Second, corporate infiltration, and in some instances, control,  of Bush’s administration has grown. One need only examine the relationship between defense contractor, Halliburton, and Vice President Cheney.  He passed from government service to the Halliburton corporation and back into government service again. He used his position as vice president to lobby hard for the war in Iraq. Halliburton then received mega-millions from non-bid contracts in Iraq, where it proceeded to violate numerous accounting standards to rip off still more cash from the U.S. government. 


There isn’t enough space here to document all the ways in which the Bush Administration has become progressively fascistic. Some include: the violation of constitutional liberties  in its surveillance programs, its flag-waving nationalism and militaristic foreign policy, its relentless propaganda campaign against domestic “enemies” through Fox News propagandists and others in the right-wing media,  and  its  cronyism and corruption. 
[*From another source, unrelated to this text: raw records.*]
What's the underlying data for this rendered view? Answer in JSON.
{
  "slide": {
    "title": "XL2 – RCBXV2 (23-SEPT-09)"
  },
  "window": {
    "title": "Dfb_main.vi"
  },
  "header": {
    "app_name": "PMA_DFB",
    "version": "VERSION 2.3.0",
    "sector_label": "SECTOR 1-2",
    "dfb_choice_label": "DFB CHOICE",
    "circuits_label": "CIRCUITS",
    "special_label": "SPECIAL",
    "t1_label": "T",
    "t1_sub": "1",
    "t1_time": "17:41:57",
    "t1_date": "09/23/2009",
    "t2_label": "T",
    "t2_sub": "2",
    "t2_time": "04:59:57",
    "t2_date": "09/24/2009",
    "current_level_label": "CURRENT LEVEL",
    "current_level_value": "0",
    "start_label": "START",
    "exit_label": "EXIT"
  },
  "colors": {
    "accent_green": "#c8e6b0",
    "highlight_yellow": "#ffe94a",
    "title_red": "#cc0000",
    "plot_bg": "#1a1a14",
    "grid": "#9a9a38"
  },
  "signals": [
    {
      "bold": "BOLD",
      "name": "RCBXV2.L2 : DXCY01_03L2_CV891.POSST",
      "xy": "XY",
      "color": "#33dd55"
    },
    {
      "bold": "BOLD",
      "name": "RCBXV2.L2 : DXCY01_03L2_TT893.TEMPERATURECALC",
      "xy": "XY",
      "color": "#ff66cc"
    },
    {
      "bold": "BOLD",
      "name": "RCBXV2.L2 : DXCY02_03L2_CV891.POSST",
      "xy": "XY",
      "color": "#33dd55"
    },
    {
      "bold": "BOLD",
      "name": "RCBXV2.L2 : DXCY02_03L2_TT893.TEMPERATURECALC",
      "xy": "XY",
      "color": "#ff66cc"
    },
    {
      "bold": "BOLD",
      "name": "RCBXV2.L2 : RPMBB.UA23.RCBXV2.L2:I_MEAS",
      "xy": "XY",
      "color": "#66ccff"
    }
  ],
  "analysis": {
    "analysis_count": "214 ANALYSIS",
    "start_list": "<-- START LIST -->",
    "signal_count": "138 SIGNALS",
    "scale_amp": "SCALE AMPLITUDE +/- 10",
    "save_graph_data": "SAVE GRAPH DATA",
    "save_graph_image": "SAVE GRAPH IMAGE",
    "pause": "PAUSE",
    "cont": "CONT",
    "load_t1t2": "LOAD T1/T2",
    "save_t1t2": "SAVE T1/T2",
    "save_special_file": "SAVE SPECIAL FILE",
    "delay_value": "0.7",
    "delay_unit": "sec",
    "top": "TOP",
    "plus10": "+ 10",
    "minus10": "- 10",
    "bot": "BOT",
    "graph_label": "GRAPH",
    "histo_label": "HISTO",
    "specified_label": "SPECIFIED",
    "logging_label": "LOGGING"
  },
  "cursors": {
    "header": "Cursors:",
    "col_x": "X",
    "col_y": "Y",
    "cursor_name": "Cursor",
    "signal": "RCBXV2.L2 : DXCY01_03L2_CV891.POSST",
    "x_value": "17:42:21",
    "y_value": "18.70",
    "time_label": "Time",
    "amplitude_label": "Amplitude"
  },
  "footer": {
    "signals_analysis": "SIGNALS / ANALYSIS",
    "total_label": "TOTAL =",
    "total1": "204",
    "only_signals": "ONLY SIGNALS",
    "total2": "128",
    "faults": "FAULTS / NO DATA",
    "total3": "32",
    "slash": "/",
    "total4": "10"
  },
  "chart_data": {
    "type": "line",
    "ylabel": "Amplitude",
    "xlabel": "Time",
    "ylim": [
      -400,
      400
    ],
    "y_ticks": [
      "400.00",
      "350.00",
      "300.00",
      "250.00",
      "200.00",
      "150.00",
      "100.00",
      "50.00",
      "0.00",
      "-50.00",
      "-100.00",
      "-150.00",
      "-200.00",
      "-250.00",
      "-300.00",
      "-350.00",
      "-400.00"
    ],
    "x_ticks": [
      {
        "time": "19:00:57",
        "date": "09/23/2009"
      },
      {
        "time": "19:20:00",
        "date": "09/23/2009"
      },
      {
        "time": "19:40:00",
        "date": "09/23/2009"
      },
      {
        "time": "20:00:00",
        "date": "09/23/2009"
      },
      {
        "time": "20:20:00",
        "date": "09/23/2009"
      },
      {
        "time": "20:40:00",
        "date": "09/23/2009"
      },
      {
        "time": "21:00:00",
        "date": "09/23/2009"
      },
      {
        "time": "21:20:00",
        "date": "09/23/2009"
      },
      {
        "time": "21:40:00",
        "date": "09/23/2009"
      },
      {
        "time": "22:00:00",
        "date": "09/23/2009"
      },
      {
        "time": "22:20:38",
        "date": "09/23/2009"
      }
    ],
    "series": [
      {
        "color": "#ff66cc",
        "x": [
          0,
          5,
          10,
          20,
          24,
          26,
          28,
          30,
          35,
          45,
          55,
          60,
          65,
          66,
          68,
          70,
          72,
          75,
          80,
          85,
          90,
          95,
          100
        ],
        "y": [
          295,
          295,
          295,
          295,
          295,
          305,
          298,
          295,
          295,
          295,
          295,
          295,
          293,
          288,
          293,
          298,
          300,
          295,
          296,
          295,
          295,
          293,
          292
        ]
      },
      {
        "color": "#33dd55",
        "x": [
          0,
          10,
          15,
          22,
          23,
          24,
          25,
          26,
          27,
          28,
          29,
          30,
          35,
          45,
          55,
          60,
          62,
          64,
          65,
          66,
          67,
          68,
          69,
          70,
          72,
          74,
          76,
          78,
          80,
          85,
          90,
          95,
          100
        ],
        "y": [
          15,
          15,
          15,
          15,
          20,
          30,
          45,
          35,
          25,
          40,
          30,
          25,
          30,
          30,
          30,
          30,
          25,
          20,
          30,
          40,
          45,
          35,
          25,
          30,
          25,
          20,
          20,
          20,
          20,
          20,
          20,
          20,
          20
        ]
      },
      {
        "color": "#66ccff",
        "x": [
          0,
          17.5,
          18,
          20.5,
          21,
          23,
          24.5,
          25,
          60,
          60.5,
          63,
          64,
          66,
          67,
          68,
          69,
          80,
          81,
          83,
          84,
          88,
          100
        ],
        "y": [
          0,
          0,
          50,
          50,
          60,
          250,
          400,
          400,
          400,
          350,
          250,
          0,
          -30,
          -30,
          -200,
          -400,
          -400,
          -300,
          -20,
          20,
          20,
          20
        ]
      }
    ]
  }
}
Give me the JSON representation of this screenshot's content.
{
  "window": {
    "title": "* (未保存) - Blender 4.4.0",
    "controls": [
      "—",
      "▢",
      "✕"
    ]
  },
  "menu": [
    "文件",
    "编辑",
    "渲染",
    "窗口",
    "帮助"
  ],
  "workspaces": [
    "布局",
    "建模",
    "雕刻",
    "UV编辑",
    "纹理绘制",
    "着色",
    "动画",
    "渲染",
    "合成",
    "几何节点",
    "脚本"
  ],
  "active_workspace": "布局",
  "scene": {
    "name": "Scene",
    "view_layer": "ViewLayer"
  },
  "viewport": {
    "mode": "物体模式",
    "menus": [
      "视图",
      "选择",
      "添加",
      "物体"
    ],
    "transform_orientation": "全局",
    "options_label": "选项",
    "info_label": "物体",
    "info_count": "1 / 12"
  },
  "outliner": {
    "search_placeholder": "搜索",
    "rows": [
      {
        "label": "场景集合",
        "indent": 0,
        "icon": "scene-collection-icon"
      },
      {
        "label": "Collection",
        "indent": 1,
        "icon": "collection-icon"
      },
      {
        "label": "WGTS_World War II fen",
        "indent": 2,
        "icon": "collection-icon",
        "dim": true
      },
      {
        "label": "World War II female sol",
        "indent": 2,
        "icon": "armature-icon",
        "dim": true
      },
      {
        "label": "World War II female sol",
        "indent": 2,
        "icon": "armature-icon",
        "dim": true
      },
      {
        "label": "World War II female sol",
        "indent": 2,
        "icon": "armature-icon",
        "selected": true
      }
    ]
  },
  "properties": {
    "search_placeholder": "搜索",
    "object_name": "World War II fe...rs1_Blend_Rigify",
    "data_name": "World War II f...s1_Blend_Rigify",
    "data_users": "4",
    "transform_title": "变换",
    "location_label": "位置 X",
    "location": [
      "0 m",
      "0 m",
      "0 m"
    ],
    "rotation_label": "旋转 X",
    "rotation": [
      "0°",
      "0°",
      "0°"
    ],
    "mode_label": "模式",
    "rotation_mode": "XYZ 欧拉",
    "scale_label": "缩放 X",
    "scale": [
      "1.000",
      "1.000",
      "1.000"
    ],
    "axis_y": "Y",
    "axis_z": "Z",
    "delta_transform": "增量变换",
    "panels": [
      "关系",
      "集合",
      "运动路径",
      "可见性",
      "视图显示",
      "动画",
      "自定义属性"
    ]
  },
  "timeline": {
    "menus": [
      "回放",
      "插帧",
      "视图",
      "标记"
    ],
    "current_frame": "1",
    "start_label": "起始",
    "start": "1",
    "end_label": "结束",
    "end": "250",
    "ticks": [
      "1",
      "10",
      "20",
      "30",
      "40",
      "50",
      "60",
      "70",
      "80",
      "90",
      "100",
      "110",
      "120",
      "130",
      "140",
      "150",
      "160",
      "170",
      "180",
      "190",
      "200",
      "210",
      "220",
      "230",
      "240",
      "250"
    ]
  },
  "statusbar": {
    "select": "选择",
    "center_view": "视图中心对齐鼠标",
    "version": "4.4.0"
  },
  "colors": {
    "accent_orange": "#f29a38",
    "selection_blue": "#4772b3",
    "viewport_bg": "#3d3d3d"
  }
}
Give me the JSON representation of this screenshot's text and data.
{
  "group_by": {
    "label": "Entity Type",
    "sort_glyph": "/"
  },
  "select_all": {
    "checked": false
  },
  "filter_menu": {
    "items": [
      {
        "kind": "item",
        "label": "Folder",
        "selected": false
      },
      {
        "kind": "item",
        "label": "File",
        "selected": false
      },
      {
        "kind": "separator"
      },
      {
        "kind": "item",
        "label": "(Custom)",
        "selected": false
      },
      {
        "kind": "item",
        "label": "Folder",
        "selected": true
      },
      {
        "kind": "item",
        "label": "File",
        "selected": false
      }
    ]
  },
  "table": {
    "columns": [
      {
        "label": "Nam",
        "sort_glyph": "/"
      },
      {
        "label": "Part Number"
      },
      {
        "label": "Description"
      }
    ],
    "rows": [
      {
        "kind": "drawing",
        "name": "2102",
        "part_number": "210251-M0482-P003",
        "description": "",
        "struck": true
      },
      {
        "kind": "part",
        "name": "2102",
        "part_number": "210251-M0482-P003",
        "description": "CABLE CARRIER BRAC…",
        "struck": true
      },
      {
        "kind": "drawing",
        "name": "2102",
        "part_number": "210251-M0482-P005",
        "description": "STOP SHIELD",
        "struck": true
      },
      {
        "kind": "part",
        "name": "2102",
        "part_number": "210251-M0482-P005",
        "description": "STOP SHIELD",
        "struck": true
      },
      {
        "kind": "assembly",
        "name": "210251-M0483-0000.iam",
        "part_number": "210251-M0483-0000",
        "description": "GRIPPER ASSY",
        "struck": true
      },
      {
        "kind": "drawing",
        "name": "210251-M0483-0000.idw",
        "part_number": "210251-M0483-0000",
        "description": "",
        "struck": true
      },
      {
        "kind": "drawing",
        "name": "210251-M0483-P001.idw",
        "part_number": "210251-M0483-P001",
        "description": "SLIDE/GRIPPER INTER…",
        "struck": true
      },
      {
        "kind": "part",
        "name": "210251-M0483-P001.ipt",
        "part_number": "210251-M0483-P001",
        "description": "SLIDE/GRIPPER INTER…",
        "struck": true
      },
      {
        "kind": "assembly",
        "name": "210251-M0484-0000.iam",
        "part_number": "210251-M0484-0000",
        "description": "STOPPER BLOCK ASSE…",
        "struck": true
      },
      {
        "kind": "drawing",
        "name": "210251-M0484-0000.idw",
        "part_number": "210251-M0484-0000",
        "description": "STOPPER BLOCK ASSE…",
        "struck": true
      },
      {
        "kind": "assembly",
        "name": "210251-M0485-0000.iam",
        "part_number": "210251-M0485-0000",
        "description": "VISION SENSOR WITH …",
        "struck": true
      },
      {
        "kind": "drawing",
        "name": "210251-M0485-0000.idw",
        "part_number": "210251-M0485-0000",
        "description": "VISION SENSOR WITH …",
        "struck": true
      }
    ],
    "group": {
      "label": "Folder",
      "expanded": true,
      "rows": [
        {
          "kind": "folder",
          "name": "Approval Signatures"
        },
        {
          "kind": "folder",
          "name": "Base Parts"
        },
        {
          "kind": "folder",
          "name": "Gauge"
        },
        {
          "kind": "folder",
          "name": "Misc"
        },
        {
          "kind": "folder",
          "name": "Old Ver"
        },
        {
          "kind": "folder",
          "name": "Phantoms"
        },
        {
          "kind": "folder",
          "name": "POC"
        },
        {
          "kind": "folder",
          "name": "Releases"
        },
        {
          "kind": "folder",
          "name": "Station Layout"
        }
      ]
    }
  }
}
If we are lucky, our political system will have the resilience to overcome the terrible damage inflicted during the past six years by the Bush Administration. If Democratic officeholders have the courage, they will leap to respond to each and every scurrilous accusation made by Bush operatives. They have already reminded Americans  that the Republican-controlled Congress shot down numerous Democratic proposals to increase anti-terrorism funding (for ports, railroads and the like), but they need to go further. Democrats should alert the public that -- when it comes to comparisons to fascism -- the Bush Administration might start by looking at itself in the mirror.    


Robert S. Rivkin, a U.S. Army veteran and author of GI Rights and Army Justice, is a San Francisco lawyer who has trained foreign judges and lawyers in international law reform projects.